Radio is still working fine; problem has not recurred.
The Hong Kong-based start-up lofree is manufacturing a typewriter-inspired mechanical keyboard that was recently crowdfunded at Indiegogo. I purchased one for $79. It arrived on 12 June 2017.
Keyboard Layout: Numeric and Function Rows Misaligned
The main video on the campaign’s homepage claims — at time 0:48 — that the lofree keyboard “features the exact same keyboard layout as Apple’s Magic Keyboard.”
This isn’t true, and many people have expressed their discontent about this in the Comments section of the product’s Indiegogo page.
The numeric row and the function row of keys have been shifted to the right by a key, effectively forcing touch typists to re-learn how to type.
If you’re willing to re-learn the layout and this will be your only keyboard, then stop reading. For the rest of us who use multiple machines, however, the layout is unacceptable.
Keyboard Layout: Fix
Lofree advised me (and others) to use Karabiner to fix the keyboard layout, but Karabiner doesn’t work in macOS Sierra. Thus, I set out to create a layout that works in all modern versions of Mac OS X.
The layout re-aligns the numeric row back to the standard position, not the function row. The back tick/tilde key, now a dead key, is placed to the left of the delete, and the toggling you’d get with command + ` (back tick) is converted to a three-key combination: command + control + 1.
As for reliability, I’ve used the layout for two weeks in Mac OS X 10.11 El Capitan and macOS 10.12 Sierra without incident.
A friend recently gave me his 2008 MacBook Pro because its logic board died. I discovered online that many people had some success in reviving a dead logic board by baking it in an oven. I tried that. It worked.
Update (1 June 2015)
The laptop has died. I read online that the baking procedure only revives the computer for a few months. In my case, it lasted 2.5 months. It’s not worth all the trouble, so to the e-waste warehouse it goes.
In February 2012, I purchased a Lacie iamaKey, which carries a 2-year warranty. Seventeen months later, in July of 2013, the drive stopped working—it wouldn’t mount in Mac, Windows, or Linux. Nothing I tried was able to revive it; Lacie replaced it. (I had to provide LaCie with proof of my having destroyed the broken drive before they would replace it.)

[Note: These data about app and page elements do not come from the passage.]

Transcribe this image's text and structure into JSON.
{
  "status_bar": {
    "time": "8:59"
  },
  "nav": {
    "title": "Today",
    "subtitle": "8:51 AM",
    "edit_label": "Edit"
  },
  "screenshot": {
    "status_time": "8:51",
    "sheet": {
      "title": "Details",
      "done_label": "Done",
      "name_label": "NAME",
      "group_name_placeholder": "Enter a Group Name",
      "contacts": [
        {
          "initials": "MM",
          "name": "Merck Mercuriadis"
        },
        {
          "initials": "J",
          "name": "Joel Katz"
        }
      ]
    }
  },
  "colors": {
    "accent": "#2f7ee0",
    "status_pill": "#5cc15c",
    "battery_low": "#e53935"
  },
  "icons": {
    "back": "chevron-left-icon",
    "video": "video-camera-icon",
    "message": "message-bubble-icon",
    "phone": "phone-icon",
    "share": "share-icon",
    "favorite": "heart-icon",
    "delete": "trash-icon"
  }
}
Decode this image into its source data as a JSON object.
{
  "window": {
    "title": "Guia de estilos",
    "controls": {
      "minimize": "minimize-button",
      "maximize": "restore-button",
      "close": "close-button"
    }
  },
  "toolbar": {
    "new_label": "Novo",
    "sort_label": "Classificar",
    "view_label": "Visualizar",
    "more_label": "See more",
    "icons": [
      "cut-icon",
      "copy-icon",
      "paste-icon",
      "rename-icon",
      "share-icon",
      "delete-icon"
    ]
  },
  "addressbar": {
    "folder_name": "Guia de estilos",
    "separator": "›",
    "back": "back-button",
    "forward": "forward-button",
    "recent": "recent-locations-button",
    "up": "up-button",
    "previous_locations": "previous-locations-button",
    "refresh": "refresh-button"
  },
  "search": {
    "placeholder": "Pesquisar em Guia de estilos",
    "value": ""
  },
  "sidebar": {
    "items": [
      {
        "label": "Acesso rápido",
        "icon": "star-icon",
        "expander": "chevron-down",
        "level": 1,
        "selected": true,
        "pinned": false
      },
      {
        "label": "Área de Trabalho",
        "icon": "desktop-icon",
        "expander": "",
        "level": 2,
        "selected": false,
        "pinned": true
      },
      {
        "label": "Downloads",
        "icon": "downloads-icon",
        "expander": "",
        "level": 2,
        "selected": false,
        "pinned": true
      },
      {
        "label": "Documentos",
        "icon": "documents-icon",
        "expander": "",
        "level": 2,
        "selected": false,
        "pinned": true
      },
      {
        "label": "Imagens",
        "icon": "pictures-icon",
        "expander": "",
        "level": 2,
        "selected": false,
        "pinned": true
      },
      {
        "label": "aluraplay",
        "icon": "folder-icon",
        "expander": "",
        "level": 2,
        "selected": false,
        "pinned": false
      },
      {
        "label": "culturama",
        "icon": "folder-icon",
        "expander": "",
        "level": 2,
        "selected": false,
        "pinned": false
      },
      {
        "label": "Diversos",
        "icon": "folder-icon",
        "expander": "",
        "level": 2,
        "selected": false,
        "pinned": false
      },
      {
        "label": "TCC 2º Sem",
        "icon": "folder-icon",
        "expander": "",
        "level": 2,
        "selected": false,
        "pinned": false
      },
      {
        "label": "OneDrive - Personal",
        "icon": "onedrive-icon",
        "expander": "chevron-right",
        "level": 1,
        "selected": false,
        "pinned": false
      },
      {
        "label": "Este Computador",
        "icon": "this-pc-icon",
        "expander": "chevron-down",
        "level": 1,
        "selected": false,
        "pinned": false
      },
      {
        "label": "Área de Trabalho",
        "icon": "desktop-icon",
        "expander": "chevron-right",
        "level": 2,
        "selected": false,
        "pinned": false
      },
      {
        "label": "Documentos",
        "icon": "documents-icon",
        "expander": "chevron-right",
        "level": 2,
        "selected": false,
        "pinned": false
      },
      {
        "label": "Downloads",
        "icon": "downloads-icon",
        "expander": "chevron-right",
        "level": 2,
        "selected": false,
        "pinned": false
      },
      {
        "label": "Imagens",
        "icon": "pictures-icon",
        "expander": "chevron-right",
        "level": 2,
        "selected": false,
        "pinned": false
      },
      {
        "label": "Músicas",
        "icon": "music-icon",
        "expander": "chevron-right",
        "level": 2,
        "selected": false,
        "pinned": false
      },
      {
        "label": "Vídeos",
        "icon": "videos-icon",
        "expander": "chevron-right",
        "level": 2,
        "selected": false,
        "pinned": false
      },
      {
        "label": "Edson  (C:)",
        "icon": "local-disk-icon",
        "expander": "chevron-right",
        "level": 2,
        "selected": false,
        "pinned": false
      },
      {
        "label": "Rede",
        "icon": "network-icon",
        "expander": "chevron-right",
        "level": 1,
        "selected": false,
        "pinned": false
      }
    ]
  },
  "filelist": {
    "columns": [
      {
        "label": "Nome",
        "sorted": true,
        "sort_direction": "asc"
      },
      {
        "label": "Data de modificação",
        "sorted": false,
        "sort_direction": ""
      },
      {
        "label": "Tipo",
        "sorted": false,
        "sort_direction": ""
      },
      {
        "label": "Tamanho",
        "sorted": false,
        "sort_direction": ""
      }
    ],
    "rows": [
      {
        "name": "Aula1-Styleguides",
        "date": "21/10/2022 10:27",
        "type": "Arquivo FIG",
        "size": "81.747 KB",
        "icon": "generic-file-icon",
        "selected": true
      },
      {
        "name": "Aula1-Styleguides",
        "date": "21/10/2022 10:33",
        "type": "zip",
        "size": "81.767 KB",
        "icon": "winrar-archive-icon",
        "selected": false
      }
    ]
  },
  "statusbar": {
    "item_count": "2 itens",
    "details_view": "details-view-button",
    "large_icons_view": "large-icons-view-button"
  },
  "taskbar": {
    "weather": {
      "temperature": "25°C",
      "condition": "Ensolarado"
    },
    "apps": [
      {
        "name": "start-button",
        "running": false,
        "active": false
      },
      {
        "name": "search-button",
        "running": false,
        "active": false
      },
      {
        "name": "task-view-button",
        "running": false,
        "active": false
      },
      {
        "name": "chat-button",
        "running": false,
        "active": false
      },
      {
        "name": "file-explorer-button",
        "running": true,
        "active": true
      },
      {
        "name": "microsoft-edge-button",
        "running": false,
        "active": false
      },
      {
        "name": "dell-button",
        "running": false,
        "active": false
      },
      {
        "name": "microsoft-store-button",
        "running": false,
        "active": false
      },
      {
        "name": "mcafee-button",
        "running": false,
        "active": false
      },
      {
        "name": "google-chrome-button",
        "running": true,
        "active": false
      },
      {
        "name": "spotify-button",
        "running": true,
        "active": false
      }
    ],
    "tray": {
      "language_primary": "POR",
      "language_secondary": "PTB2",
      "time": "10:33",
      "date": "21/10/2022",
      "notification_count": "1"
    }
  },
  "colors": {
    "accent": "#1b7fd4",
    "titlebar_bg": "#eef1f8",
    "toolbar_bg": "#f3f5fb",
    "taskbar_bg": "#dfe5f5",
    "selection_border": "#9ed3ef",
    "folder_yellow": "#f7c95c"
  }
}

Eighteen months later, the replacement died—the drive became write-protected, and the protection could not be removed. The replacement drive only carries a 3-month warranty, so no replacement for the replacement. (The replacement was destroyed because I’m showing my disdain for this company.)
So, the original drive failed about a year and a half after I purchased it, and its replacement died exactly a year and a half later. Perhaps a coincidence.
These drives look cool, are convenient to carry, and are designed to be carted around on a keychain with other keys. They are, however, too unreliable. I have a SanDisk Cruzer that is about 8 years old, is encased in plastic, and has taken a beating since 2006. It works perfectly.
In the summer of 2014, I was approached by Packt Publishing to review a book about Max/MSP. Since I was in the planning stages of writing my own book, I thought it would be a good learning experience.
Four months later, in November 2014, Packt released the book, Multimedia Programming Using Max/MSP and TouchDesigner. Overall, it was a good—and fast—experience in understanding the back-and-forth of technical reviewing and editing.